But, let's take another look at Pastor A.
He is allowing an ad for a person who is committing a Mortal sin. As long as he is 'pastoring' the doctor and the Diocese had not made a commitment, then, unless you know what Pastor A is thinking, you could not make a moral judgment and say he is Mortal sin without committing a sin yourself.


One reason is the theology of 'culpability'.

WordWeb: Deserving blame or censure as being wrong or evil or injurious.
Catholic Encyclopedia (CE) - (Our Sunday Visitor's)
Culpa is the Latin term for fault or blame. In canon law, culpa refers specifically to negligent or otherwise blameworthy conduct which is considered serious enough for ecclesiastical penalties to be applied.

In the case above I don't see how it can be proved that Pastor A was 'culpable'.

Again, in order to prove culpability you would have to have, information that is only available to God and Pastor A, you would have to be able to read the mind of Pastor A. On the other hand, the doctor can be held culpable because as an adult in the Catholic Church it is his duty to know what concerns grave matter especially in his own field of expertise.

Lastly, we have Pastor B and the lay person, who apparently meant well, but went about it without the love of God in a judgmental way.
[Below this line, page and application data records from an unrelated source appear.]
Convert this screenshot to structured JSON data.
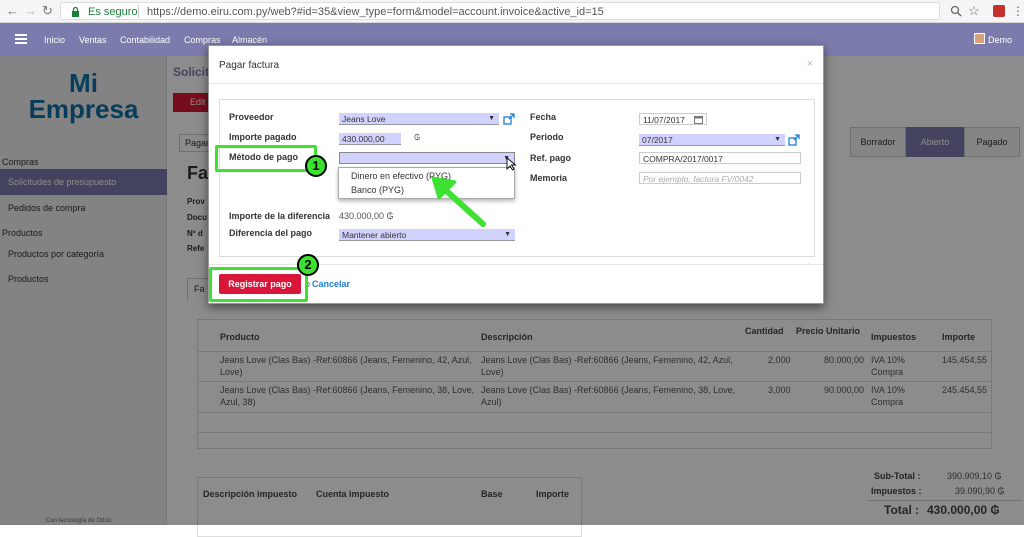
{
  "browser": {
    "secure_label": "Es seguro",
    "url": "https://demo.eiru.com.py/web?#id=35&view_type=form&model=account.invoice&active_id=15"
  },
  "nav": {
    "items": [
      "Inicio",
      "Ventas",
      "Contabilidad",
      "Compras",
      "Almacén"
    ],
    "user": "Demo"
  },
  "sidebar": {
    "logo_line1": "Mi",
    "logo_line2": "Empresa",
    "section_compras": "Compras",
    "items_compras": [
      "Solicitudes de presupuesto",
      "Pedidos de compra"
    ],
    "section_productos": "Productos",
    "items_productos": [
      "Productos por categoría",
      "Productos"
    ],
    "footer": "Con tecnología de Odoo"
  },
  "background": {
    "breadcrumb": "Solicit",
    "edit_btn": "Edit",
    "pay_tab": "Pagar",
    "title_partial": "Fa",
    "left_labels": [
      "Prov",
      "Docu",
      "Nº d",
      "Refe"
    ],
    "tab_partial": "Fa",
    "statusbar": [
      "Borrador",
      "Abierto",
      "Pagado"
    ],
    "table_headers": [
      "Producto",
      "Descripción",
      "Cantidad",
      "Precio Unitario",
      "Impuestos",
      "Importe"
    ],
    "rows": [
      {
        "product": "Jeans Love (Clas Bas) -Ref:60866 (Jeans, Femenino, 42, Azul, Love)",
        "description": "Jeans Love (Clas Bas) -Ref:60866 (Jeans, Femenino, 42, Azul, Love)",
        "qty": "2,000",
        "price": "80.000,00",
        "tax": "IVA 10% Compra",
        "amount": "145.454,55"
      },
      {
        "product": "Jeans Love (Clas Bas) -Ref:60866 (Jeans, Femenino, 38, Love, Azul, 38)",
        "description": "Jeans Love (Clas Bas) -Ref:60866 (Jeans, Femenino, 38, Love, Azul)",
        "qty": "3,000",
        "price": "90.000,00",
        "tax": "IVA 10% Compra",
        "amount": "245.454,55"
      }
    ],
    "tax_headers": [
      "Descripción impuesto",
      "Cuenta impuesto",
      "Base",
      "Importe"
    ],
    "subtotal_label": "Sub-Total :",
    "subtotal_value": "390.909,10 ₲",
    "taxes_label": "Impuestos :",
    "taxes_value": "39.090,90 ₲",
    "total_label": "Total :",
    "total_value": "430.000,00 ₲"
  },
  "modal": {
    "title": "Pagar factura",
    "close": "×",
    "labels": {
      "proveedor": "Proveedor",
      "importe_pagado": "Importe pagado",
      "metodo_pago": "Método de pago",
      "importe_diferencia": "Importe de la diferencia",
      "diferencia_pago": "Diferencia del pago",
      "fecha": "Fecha",
      "periodo": "Periodo",
      "ref_pago": "Ref. pago",
      "memoria": "Memoria"
    },
    "values": {
      "proveedor": "Jeans Love",
      "importe_pagado": "430.000,00",
      "currency_symbol": "₲",
      "metodo_pago": "",
      "importe_diferencia": "430.000,00 ₲",
      "diferencia_pago": "Mantener abierto",
      "fecha": "11/07/2017",
      "periodo": "07/2017",
      "ref_pago": "COMPRA/2017/0017",
      "memoria_placeholder": "Por ejemplo, factura FV/0042"
    },
    "dropdown_options": [
      "Dinero en efectivo (PYG)",
      "Banco (PYG)"
    ],
    "register_button": "Registrar pago",
    "or_text": "o",
    "cancel_link": "Cancelar"
  },
  "annotations": {
    "badge1": "1",
    "badge2": "2"
  },
  "colors": {
    "nav": "#7c7bad",
    "logo": "#0e6fa5",
    "register": "#d9163a",
    "highlight": "#3de132",
    "field": "#d2d2ff"
  }
}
CCC 2477
Respect for the reputation of persons forbids every attitude and word likely to cause them unjust injury. He becomes guilty: (The Catechism says that Pastor B and the lay person, are guilty!)
- of rash judgment who, even tacitly, assumes as true, without sufficient foundation, the moral fault of a neighbor; (Again, the Catechism says that Pastor B and the lay person, are guilty!)
- of detraction who, without objectively valid reason, discloses another's faults and failings to persons who did not know them; (Perhaps, here only the lay person is culpable, because he announced Pastor A's sin on the radio he works at.)
- of calumny who, by remarks contrary to the truth, harms the reputation of others and gives occasion for false judgments concerning them. ( Again, the lay person, in question because he made known to the public information that was inaccurate and sinful, even though malice was probably not intended.)
2478 To avoid rash judgment, everyone should be careful to interpret insofar as possible his neighbor's thoughts, words, and deeds in a favorable way: (Again guilty!)
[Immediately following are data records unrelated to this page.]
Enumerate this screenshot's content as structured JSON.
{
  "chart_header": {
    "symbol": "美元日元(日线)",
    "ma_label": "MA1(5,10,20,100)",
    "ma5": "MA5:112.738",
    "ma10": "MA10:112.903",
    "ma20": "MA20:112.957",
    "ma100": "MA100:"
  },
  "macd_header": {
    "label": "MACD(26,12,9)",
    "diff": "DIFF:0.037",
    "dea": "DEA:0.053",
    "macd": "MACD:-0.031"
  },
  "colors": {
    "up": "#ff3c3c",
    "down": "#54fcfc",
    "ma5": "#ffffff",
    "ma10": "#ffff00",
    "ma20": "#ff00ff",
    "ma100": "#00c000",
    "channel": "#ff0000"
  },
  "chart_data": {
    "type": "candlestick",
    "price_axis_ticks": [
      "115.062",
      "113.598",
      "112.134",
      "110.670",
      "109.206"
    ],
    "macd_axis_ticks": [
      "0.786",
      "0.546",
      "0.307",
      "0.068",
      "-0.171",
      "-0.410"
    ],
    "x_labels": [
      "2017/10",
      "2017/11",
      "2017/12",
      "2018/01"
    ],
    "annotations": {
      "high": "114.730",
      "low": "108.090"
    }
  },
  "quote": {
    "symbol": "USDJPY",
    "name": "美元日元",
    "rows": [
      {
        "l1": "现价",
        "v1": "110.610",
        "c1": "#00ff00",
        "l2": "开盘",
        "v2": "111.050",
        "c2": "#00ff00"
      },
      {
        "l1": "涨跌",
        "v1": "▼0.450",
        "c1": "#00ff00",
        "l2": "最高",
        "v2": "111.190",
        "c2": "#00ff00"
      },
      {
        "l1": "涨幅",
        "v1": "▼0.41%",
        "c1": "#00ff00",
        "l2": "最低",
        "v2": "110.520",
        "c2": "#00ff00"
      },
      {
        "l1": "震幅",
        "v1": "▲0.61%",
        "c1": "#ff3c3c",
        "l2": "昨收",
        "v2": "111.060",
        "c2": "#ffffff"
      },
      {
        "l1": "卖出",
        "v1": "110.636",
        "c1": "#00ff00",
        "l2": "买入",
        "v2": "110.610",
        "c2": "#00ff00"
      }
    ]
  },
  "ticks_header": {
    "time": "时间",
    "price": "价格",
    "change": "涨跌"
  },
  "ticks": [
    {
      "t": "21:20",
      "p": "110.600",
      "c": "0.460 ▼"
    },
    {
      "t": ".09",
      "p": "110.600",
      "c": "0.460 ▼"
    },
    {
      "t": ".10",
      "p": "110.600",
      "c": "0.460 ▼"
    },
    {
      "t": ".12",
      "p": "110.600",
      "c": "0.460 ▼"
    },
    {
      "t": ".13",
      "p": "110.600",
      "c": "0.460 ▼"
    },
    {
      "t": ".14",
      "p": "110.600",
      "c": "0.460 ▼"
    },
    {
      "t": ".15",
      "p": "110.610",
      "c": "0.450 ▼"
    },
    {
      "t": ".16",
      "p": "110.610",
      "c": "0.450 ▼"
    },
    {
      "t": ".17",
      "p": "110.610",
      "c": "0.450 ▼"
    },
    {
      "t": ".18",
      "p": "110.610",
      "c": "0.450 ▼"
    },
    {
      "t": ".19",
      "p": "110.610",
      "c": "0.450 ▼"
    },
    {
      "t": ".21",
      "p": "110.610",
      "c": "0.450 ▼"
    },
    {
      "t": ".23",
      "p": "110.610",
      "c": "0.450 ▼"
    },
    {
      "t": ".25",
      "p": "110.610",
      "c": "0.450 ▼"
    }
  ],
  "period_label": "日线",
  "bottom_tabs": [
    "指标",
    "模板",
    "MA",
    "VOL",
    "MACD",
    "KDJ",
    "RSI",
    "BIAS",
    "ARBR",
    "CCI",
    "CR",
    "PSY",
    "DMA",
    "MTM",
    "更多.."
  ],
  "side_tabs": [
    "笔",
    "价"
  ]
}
Every good Christian ought to be more ready to give a favorable interpretation to another's statement than to condemn it. But if he cannot do so, let him ask how the other understands it. And if the latter understands it badly, let the former correct him with love. If that does not suffice, let the Christian try all suitable ways to bring the other to a correct interpretation so that he may be saved. (end quote from CCC)

This last part fits in with Pastor B being invited by Pastor A to discussion. If Pastor B is correct in his reasoning, he should have 'shared the truth in love" Ephesians 12:15.
Which did not happen.
So. who would you say is the sinner or sinners here?